Echoes and Algorithms

An animated gif of a cosmonaut in space
A floating cosmonaut in space

The nicest part of creating the video was the ability to immerse myself in the poem and think of each line. It also made me think about the removal of time limitations on media like music and videos. Perhaps in the future, enjoying a song or a movie will be more like taking a swim - you dip in and stay for as long as you like: and swim fast or just float into sleep. 

Will we simply immerse ourselves in only pleasant experiences and not be exposed to new ideas once these tools become more powerful? Perhaps we already do that when we re-watch a comfortable movie or series, the crafted characters repeating their lines from a series of 0s and 1s bringing us a nostalgic comfort. 

While it’s easy to be cynical about AI and productivity, it’s important to note that this experimental video came together quickly in a day, showing the potential for quick art direction in service of crafting a more polished product. The experiment made me think of the type of deliverables we might craft for our clients: how might we think outside the traditional time-bound narrative of beginning/middle/end, and craft more immersive ways of experiencing data and narratives?

Fade to the Familiar

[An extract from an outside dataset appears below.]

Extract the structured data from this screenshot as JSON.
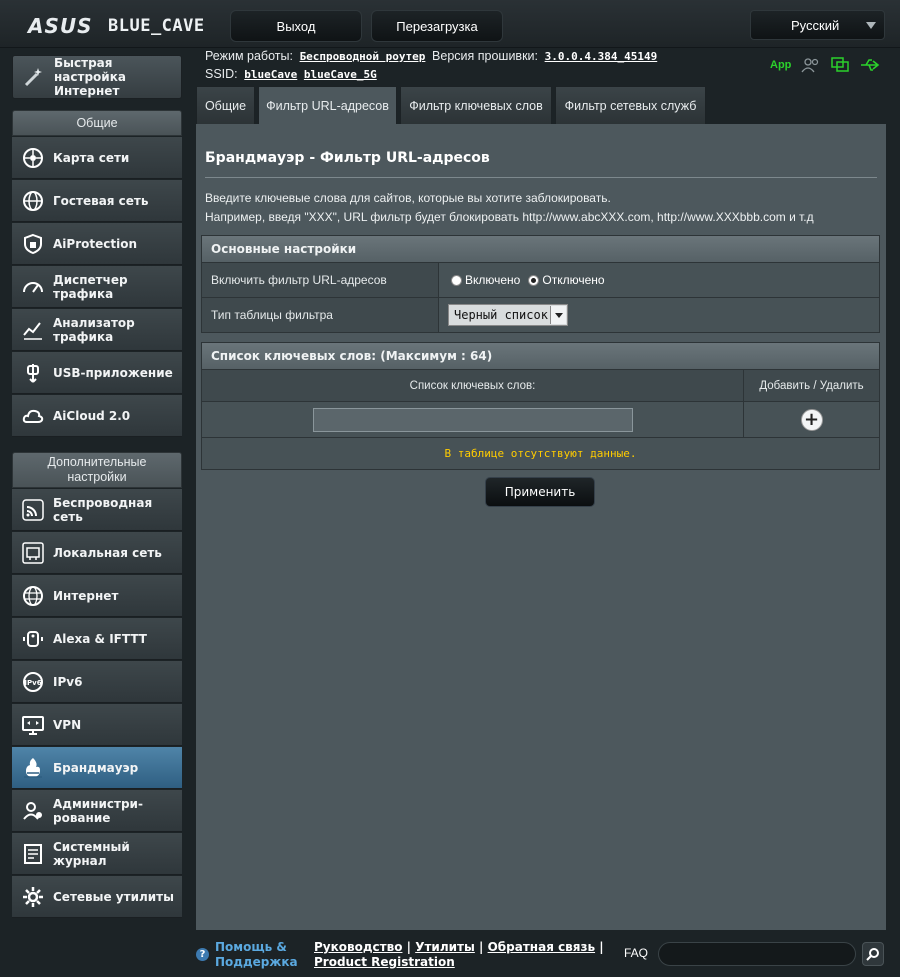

Familiar shapes and sounds from the screen, a comfortable sofa, and a nice beverage can make for a wonderfully relaxing evening. With new tools that rely on databases of existing media, it might become easier than ever to fall into repeating what is comfortable to us. While writing this article, I started to crave human input solely to hear a different angle on my words, and to be challenged on what I created with AI. After so much text-based input, it was a relief to jump on a call with a colleague who pointed to one of my sentences and said “I’m not sure about what you’re trying to say here.”

For now, I’ll be going back to the ancient technology of old printed books for some relaxation and reflection. 

Poem written by Cyprian Kamil Norwid (around 1865–1866), and translated by me. Footage generated with Runway AI and edited in Adobe Premiere.
Voice generated with Eleven Labs Speech Synthesis.
Music created with Generative.fm Music System

Thank you to Brian Pelsoh for being my editor, and helping me clarify my words.
Thank you to all the folks at IDEO exploring the edges of our crafts.